- About the Initiative
- Topical Index of Curriculum Units
- View Topical Index of Curriculum Units
- Search Curricular Resources
- View Volumes of Curriculum Units from National Seminars
- Find Curriculum Units Written in Seminars Led by Yale Faculty
- Find Curriculum Units Written by Teachers in National Seminars
- Browse Curriculum Units Developed in Teachers Institutes
- On Common Ground
- League of Institutes
- Video Programs
Have a suggestion to improve this page?
To leave a general comment about our Web site, please click here
Prime time television shows glamorize crime scene investigation, hence increasing the popularity of high school forensic science course offerings. Forensic science offers exciting opportunities to practice applied sciences in ways that contribute to meaningful learning. Moreover, the emphasis on the study of insects within this curricular unit enhances the forensic science curriculum by filling in gaps in the learning and teaching of evolution. Insects provide evidence regarding time of death, and they even sometimes are victims of poaching. Whether students calculate the life cycle of a blowfly or compare the natural variation of other insect species, the role of insects in forensic science depends entirely on their speciosity – the richness and broadness of their species – which is attributed to the mechanisms of evolution that have driven their adaptations. Insects work dutifully as silent witnesses, and forensic entomologists must provide a voice for them in the court of law. Knowledge of insect species – originating from understanding concepts in evolution – is thus essential to these specialists and for our students. This lesson was designed for a high school forensic science course, however it is suitable for most high school biology courses. Its concepts can also be adapted for younger students.
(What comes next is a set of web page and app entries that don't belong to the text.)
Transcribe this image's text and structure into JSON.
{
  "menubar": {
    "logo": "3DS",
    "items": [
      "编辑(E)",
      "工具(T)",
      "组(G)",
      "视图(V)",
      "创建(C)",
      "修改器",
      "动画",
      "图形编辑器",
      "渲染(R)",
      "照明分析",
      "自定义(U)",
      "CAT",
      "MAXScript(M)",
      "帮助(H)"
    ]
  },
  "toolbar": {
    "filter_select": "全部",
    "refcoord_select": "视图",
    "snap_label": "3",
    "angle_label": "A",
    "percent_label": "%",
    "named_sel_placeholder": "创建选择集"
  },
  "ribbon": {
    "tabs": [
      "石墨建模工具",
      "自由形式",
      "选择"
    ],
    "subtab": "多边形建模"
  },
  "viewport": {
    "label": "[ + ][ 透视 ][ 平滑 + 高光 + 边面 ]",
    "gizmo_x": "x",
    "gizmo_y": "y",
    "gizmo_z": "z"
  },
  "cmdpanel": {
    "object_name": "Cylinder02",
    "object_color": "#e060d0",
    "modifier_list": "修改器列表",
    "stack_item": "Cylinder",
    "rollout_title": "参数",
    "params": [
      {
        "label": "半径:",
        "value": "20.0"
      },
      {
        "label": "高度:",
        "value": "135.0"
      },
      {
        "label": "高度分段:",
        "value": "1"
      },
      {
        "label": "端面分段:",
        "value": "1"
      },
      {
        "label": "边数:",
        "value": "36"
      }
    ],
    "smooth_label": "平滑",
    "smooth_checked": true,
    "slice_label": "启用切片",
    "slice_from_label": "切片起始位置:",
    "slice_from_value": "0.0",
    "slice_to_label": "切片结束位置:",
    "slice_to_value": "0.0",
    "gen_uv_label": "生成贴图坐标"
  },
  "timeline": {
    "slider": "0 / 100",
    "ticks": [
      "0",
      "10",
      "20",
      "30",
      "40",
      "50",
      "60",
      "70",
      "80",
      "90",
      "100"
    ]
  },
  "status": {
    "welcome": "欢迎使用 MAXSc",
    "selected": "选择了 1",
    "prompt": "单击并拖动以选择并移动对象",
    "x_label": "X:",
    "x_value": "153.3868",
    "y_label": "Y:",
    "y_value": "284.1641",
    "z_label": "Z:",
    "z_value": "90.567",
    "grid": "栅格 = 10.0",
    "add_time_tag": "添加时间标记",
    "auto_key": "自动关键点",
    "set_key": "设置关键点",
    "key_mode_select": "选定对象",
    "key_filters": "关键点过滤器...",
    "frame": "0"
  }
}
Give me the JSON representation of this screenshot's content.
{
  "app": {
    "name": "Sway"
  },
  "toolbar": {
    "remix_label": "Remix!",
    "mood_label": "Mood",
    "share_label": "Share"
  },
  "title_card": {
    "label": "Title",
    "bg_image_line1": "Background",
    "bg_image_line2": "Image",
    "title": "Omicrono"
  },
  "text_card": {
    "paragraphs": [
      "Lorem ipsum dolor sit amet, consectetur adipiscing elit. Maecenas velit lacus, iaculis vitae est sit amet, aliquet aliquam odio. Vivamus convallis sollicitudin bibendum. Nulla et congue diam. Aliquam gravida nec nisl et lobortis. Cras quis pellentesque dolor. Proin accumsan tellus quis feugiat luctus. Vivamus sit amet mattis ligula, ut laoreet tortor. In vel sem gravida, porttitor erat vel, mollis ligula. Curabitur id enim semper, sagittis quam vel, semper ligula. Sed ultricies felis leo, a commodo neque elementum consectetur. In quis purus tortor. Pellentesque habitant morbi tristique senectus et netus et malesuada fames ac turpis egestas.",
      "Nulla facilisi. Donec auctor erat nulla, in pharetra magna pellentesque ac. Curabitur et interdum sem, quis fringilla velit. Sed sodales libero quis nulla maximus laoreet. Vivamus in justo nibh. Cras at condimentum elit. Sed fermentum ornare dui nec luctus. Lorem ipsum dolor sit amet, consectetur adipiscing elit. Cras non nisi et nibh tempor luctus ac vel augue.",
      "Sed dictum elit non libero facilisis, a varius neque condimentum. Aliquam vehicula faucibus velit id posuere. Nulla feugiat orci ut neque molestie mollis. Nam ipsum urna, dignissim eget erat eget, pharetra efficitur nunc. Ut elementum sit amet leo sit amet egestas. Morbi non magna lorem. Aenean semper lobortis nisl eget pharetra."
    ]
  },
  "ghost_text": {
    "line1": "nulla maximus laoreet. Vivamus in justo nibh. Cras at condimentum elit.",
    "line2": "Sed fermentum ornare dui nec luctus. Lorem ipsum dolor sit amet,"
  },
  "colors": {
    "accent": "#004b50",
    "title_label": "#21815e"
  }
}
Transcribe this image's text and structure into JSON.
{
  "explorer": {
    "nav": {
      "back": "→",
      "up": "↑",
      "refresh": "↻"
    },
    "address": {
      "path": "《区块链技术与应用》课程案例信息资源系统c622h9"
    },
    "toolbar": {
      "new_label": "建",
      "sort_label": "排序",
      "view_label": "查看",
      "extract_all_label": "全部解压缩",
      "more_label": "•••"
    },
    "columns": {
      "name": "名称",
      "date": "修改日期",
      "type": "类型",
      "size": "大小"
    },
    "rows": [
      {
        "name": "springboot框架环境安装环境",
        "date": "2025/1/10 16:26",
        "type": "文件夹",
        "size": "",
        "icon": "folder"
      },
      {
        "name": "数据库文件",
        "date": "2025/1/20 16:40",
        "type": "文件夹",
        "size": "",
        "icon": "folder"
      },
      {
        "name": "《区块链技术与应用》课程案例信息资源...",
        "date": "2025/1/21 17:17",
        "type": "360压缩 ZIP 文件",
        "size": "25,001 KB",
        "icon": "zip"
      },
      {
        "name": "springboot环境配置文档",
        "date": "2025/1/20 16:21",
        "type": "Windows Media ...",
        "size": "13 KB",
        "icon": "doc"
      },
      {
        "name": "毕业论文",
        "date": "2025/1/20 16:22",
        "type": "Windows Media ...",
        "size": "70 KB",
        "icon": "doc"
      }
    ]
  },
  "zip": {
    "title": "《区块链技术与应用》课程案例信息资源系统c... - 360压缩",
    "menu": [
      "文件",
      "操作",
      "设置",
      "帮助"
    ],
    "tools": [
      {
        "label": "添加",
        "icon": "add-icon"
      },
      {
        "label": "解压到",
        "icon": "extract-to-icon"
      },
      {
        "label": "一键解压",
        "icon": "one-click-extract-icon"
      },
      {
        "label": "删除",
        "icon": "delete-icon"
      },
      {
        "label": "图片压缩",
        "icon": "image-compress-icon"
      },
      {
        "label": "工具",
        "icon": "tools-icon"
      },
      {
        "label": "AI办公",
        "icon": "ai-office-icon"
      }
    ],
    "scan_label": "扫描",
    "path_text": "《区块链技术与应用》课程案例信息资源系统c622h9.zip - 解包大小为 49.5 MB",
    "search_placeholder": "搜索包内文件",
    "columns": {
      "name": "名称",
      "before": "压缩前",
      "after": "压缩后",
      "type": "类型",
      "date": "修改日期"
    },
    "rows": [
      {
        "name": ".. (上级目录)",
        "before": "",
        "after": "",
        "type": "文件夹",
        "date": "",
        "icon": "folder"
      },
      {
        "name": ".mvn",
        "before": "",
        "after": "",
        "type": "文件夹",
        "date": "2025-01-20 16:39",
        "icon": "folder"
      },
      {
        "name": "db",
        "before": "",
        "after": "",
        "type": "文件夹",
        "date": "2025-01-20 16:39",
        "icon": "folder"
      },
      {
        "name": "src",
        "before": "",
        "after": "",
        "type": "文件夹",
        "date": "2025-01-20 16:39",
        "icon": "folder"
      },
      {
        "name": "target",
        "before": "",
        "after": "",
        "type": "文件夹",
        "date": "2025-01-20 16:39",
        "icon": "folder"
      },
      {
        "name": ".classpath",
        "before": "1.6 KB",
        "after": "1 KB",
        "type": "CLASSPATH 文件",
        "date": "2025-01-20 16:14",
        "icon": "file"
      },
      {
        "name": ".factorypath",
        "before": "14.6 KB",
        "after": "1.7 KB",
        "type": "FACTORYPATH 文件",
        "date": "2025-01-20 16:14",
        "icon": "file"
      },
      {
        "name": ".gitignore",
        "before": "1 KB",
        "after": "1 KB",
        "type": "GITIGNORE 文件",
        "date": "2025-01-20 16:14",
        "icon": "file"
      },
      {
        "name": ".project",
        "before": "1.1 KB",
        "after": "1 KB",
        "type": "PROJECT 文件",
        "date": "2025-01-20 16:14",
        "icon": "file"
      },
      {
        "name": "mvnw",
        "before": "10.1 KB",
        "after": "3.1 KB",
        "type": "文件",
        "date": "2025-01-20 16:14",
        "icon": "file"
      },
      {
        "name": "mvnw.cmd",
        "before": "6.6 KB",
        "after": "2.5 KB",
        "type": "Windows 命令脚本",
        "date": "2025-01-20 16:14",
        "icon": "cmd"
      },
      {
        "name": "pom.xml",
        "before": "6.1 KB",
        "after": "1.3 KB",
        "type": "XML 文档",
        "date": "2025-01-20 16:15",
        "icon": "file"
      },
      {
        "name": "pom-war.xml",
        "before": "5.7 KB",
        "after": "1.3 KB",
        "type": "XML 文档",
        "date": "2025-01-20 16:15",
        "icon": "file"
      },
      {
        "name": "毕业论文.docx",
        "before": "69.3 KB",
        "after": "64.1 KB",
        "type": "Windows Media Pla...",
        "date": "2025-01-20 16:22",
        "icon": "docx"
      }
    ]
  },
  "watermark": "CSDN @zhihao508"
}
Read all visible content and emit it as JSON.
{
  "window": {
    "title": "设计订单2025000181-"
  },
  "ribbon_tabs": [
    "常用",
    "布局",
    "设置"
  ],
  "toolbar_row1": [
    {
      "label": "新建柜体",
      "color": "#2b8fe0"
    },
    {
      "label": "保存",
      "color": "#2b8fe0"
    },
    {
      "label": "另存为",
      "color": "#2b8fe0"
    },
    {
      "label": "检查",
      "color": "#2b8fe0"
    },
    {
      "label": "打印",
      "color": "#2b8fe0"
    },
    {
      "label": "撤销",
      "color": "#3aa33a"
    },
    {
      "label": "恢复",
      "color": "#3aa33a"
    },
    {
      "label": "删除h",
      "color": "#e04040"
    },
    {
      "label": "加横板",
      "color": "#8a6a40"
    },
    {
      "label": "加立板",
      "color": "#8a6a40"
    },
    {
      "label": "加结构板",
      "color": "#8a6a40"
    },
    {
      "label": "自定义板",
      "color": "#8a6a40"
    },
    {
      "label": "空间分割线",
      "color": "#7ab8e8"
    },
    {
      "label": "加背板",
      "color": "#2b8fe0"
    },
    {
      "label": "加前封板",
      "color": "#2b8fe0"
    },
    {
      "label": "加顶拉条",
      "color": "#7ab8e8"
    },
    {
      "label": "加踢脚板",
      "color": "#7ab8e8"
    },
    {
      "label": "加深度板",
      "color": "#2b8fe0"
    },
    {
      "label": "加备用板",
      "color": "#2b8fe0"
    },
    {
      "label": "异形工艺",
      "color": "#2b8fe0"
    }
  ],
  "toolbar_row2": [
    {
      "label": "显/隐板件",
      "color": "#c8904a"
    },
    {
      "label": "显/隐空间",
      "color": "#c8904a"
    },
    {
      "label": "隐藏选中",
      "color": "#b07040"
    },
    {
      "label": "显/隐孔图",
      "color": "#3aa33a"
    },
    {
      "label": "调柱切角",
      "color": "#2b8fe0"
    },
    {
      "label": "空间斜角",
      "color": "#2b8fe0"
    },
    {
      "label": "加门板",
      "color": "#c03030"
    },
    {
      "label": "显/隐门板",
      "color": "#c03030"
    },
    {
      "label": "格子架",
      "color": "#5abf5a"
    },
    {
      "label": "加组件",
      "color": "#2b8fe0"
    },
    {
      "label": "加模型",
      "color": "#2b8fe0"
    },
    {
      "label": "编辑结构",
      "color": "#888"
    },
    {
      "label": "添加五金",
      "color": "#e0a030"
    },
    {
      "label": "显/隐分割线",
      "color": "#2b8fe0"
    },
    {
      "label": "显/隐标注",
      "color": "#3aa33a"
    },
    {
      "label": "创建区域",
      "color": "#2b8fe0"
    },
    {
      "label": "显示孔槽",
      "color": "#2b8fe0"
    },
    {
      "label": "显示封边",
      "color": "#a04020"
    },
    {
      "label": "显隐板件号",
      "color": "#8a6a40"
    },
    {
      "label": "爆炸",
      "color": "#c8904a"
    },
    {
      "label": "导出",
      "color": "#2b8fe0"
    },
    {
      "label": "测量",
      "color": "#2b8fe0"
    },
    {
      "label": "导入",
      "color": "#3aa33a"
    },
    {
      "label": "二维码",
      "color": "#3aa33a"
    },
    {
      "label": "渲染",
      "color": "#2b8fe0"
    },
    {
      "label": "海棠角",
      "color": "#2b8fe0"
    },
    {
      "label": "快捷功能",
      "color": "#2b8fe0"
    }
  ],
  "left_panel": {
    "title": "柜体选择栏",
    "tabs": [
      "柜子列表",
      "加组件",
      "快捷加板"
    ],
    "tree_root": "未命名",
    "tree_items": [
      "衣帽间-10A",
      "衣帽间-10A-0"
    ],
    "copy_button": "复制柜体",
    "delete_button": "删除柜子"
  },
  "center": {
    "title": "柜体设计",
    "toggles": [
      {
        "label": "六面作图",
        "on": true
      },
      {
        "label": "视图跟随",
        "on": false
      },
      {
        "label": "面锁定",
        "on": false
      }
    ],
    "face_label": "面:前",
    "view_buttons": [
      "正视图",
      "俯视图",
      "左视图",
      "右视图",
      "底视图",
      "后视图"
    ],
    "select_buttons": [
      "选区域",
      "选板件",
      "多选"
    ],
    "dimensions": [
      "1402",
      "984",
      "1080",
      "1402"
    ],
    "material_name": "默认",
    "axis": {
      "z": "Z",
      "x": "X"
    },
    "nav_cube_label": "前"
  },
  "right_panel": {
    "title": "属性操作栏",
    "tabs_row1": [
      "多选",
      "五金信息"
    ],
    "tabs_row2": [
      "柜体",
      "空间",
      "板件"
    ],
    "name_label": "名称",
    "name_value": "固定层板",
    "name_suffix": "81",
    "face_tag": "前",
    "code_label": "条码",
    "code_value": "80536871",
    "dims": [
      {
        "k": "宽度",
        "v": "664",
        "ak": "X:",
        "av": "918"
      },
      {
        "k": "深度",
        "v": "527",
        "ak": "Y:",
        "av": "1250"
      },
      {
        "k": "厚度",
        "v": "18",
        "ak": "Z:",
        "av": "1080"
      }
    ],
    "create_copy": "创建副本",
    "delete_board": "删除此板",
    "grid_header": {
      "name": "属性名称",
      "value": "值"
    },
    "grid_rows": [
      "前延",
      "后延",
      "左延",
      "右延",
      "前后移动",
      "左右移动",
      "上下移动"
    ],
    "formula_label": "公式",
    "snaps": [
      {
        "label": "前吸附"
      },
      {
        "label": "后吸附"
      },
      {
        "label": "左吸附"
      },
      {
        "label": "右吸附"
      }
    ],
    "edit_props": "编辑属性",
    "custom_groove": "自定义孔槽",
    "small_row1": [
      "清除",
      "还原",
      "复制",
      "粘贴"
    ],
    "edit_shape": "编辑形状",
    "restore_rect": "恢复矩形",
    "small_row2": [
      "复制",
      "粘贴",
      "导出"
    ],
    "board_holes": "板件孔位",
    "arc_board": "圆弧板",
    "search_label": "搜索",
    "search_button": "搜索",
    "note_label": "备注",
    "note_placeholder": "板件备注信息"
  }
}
(Developed for Forensic Science and Advanced Science Research, grades 10-12; recommended for Biology, grades 9-12)